Website and app data records:
● ● ●

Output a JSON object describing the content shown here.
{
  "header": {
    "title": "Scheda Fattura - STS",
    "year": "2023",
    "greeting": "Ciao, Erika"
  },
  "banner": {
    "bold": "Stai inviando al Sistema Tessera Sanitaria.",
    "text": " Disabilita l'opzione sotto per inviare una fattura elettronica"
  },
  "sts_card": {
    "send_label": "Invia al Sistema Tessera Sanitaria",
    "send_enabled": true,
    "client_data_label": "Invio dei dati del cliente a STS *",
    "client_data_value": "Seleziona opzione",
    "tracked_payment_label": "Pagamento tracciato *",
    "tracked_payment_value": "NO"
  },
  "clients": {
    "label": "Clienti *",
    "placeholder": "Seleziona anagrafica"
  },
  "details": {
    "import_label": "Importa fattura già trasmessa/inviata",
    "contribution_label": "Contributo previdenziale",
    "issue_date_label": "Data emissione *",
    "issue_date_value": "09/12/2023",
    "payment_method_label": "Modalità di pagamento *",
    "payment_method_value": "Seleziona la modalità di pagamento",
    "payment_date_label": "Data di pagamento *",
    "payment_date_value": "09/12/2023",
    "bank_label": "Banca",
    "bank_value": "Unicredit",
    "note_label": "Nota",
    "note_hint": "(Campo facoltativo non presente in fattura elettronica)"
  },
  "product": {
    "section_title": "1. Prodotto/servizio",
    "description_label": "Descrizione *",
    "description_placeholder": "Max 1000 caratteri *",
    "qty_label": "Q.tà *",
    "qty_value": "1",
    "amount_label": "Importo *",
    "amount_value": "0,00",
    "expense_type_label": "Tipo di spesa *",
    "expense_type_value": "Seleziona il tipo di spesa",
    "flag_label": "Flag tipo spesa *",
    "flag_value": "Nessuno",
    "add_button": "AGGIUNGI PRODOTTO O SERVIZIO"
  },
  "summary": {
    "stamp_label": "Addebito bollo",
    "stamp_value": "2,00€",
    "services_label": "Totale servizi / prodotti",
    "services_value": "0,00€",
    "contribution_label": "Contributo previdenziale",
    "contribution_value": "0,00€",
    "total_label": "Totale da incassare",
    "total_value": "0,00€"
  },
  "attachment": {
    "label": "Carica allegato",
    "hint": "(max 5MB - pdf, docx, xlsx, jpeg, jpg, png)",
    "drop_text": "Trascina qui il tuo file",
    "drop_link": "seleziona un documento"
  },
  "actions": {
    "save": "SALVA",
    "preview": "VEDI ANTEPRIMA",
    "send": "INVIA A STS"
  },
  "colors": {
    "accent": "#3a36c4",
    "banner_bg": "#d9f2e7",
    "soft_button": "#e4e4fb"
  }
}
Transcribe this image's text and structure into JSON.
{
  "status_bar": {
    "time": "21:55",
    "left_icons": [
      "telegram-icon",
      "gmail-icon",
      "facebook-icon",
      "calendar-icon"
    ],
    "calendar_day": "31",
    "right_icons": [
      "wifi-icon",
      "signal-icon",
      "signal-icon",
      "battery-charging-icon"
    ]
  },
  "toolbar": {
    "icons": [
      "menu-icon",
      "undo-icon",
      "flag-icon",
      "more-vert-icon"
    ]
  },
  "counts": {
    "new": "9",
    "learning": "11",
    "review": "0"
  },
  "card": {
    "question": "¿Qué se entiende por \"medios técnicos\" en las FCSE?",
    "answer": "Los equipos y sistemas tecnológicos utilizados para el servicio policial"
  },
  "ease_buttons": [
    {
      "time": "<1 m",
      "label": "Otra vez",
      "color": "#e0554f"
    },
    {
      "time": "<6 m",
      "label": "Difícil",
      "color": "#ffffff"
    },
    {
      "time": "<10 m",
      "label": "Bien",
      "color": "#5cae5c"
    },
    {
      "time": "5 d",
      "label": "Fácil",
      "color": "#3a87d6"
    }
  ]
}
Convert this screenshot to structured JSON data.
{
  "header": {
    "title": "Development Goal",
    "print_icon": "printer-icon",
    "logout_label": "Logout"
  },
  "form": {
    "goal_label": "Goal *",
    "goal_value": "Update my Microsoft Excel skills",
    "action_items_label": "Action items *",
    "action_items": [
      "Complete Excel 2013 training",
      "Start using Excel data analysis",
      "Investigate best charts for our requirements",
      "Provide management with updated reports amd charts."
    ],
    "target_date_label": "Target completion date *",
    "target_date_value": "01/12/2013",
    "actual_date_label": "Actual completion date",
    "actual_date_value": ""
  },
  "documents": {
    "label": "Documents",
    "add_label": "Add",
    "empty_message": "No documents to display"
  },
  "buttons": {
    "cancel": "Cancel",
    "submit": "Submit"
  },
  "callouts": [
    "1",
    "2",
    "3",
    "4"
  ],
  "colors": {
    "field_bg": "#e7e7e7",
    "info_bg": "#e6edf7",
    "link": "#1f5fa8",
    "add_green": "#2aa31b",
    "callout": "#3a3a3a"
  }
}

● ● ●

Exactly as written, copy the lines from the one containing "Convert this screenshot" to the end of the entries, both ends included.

→ Exercise result:
Convert this screenshot to structured JSON data.
{
  "header": {
    "title": "Development Goal",
    "print_icon": "printer-icon",
    "logout_label": "Logout"
  },
  "form": {
    "goal_label": "Goal *",
    "goal_value": "Update my Microsoft Excel skills",
    "action_items_label": "Action items *",
    "action_items": [
      "Complete Excel 2013 training",
      "Start using Excel data analysis",
      "Investigate best charts for our requirements",
      "Provide management with updated reports amd charts."
    ],
    "target_date_label": "Target completion date *",
    "target_date_value": "01/12/2013",
    "actual_date_label": "Actual completion date",
    "actual_date_value": ""
  },
  "documents": {
    "label": "Documents",
    "add_label": "Add",
    "empty_message": "No documents to display"
  },
  "buttons": {
    "cancel": "Cancel",
    "submit": "Submit"
  },
  "callouts": [
    "1",
    "2",
    "3",
    "4"
  ],
  "colors": {
    "field_bg": "#e7e7e7",
    "info_bg": "#e6edf7",
    "link": "#1f5fa8",
    "add_green": "#2aa31b",
    "callout": "#3a3a3a"
  }
}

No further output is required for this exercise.